For the measure to apply – a number of conditions must be satisfied:
First – the debt must have occurred on or after 1 July 2018.  This first condition is satisfied.  If the LRBA had commenced before 1 July 2018, the measure would not have applied at all: in this case the LRBA would have been "grandfathered" under the measure.

Second - either the participating members have satisfied an unrestricted release condition or the lender is an associate of the Fund.  This second condition is satisfied as the lender is an associate of the Fund.  If the lender was not an associate (or the loan had been refinanced by a non-associated lender) then the measure would not have applied.

The measure applies to the LRBA.  Consequently Bill and Bert’s “share” of the LRBA debt will be added to their total superannuation balances.

As the asset acquired by the LRBA is treated as supporting both Bill and Bert’s superannuation interests, their relevant shares will be determined by the proportion which their respective super balances bears to the total value of the Fund.  Bill’s portion will be about 35% ($800,000/$800,000 plus $1,490,000).  Bert’s portion will be about 65% ($1,490,000/$800,000 plus $1,490,000). 

Impact on Bill

Including 35% of the $400,000 will increase Bill’s total superannuation balance by $140,000.  Bill’s balance will then be $940,000 ($800,000 plus $140,000).  At this level of balance, Bill will not be affected: his contribution caps for 2019/20 will be:

  • Concessional contributions cap
$25,000
  • Non-concessional contributions cap
$100,000
  • Three year bring forward NCC cap
$300,000
  • CGT Contribution cap
$1,480,000

Bill is ineligible to have a carry forward of unused concessional contributions as his total superannuation balance (even without the inclusion of the LRBA debt) exceeds $500,000.

While Bill is too young to have the benefit of the downsizer contribution cap, this cap is not affected by the total superannuation balance.

Impact on Bert

Including 65% of the $400,000 will increase Bert’s total superannuation balance by $260,000.  Bert’s balance will then be $1,750,000 ($1,490,000 plus $260,000).  At this balance level, Bert will be adversely affected and his contribution caps for 2019/20 will be reduced as follow:

  • Concessional contributions cap                
$25,000   (cap is unaffected)
  • Non-concessional contributions cap
Nil   (but for the inclusion of his share of the LRBA debt, the cap would have been $100,000)
  • Three year bring forward NCC cap
Nil  (but for the inclusion of his share of the LRBA debt, the cap would have been $200,000)
  • CGT Contribution cap
$1,480,000

               
Bert is ineligible to have a carry forward of unused concessional contributions as his total superannuation balance (even without the inclusion of the LRBA debt) exceeds $500,000.

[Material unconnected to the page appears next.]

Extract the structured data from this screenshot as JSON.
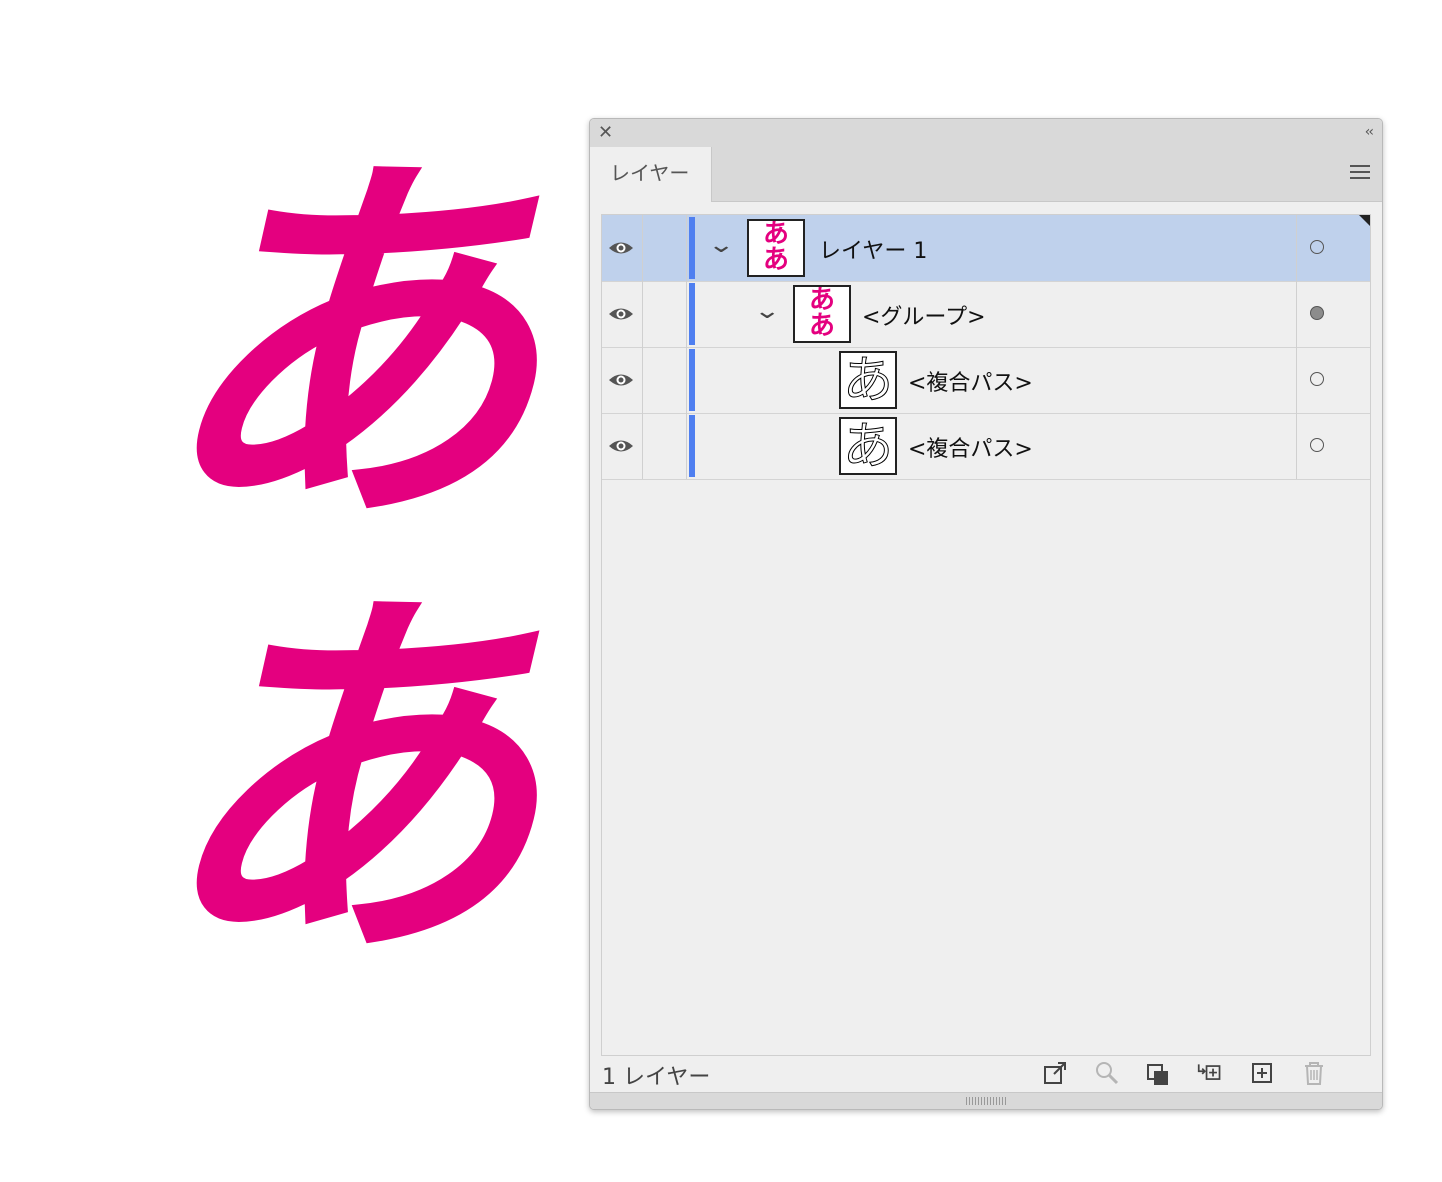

Like Bill, Bert is too young to have the benefit of the downsizer contribution cap. However this cap is not affected by the total superannuation balance.

For the purposes of this example, the contribution cap figures for 2018/19 have been used as the figures for 2019/20.